How I Edit a Wedding in A Week (or Less)
"If only there were more hours in the day."
I hear it. I feel it. I whine about it often to my partner in crime. Photography is my full-time job. It's just not my only full-time job. During the week from 9-5 I work as a tech support agent. That means when I'm answering phone calls or texts or e-mails during the week, it is literally in my in-between moments. When I deliver sessions for clients, it's fit into a schedule where normally I have 4-5 hours between work and sleep or during my lunch break. I also will usually spend at least one full weekend day working on photo projects.
This isn't to make anyone feel lazy, I'm telling you this because with a routine, a lack of social life (kidding, kinda) and some discipline, you can deliver sessions quickly and leave your days free for other things.
Disclaimer: What works for me will not work for other people. Feel free to adjust this, deconstruct it, and replace where you see fit. Disclaimer pt. 2: My contract states I will deliver in 4-6 weeks. Things happen. I have an auto-immune disease. I also do kind of have a life and sometimes I have plans I actually don't want to ditch. In this case, I adjust my days or the gallery goes out on week 2 or maybe even week 3. It is ok.
I may mention tools or concepts you haven't heard of before. I am writing another blog post that will hopefully be released this week to show you what tools I use, what they're all about, how much they cost, and how they help me. I am always happy to help if you have questions. Feel free to e-mail me with quick questions: email@example.com or let me know if you'd like to book a mentor session.
Day One - The Wedding Day
The minute I get home, no matter if it's midnight & I work the next day or if it is 6PM on a Friday & I just wanna sleep, I download my photos. I plug in my cards and I create folders.
As you can see above, I categorize them all by their last name. From there, "HIGH" is all of my finished jpeg images. I had a second shooter so the "Kelsey" folder are all of her RAW images. "LylesLR" is where the Lightroom catalog is held. RAW are all of my finished files after ingesting the culled images from Photo Mechanic.
From here, I often go ahead and post 10-15 sneak peeks to Facebook and tag the couple. This is so if they want a cute profile picture and don't want to use their cousin's iPhone photo, they have a professional one immediately ready to go. Again, I do this the minute I get home. Normally, this means the couple has sneak peeks and they may not have even left the venue yet (depending on their timeline).
Day Two - Culling
Background: I come from a portrait studio where we had 30 minutes to photograph a session and then afterward we were timed and given 10 minutes to cull. If you're not 100% sure what culling is, it's basically trimming the fat. When I'm photographing a wedding, my finger stays on the shutter. I may take 20 photos of one moment and 18 of those may be blurry or have closed eyes and only 2 of them are different enough and honestly worth delivering to your client. I certainly don't want to look through 20 of the same image, & neither does anyone else. Culling used to take me hours and now in about 30 minutes I can successfully "trim the fat".
Day Two-Four - "Basic" edits
This can be exhausting.
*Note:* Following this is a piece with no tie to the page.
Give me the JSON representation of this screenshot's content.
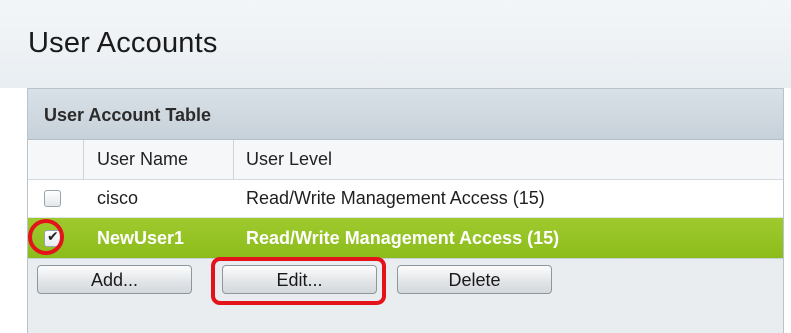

I usually give myself a few days to do this as when I say "basic" editing, it doesn't involve pumpkin spice lattes.
I use presets to batch edit then I make adjustments that are based on my style. It seems easy when you consider doing it a few times, but lighting is different in every single room (and honestly, sometimes in different parts of the room). So I have to do the above 600~ times. I have to touch each image and make sure it is perfect. Therefore, I do this for a few hours each night.
Day 5 - Upload then Walk Away
This may seem completely ridiculous to some of you, but this step has helped me be cohesive and it's the "most laid back part of the process because I do what the title says. I export and upload all of the files to my client's pixieset gallery. Then, I go through once and anything that looks out of place is either written down on a notepad or marked as a favorite in the gallery. It helps me see what finishing touches need to be made.
Then, I let it go for the day. If I try to attack what's wrong right then I'll get frustrated, I'll make mistakes and it is just literally all bad.
Day 6/7- Final Touches + Delivery
I take a look at the notes I wrote down the day before and I do a final pass through photoshop and fix anything that requires more detail than Lightroom can handle. I take another look over the gallery and then I deliver! You'll see how I split up the images and what a deliverable looks like down below.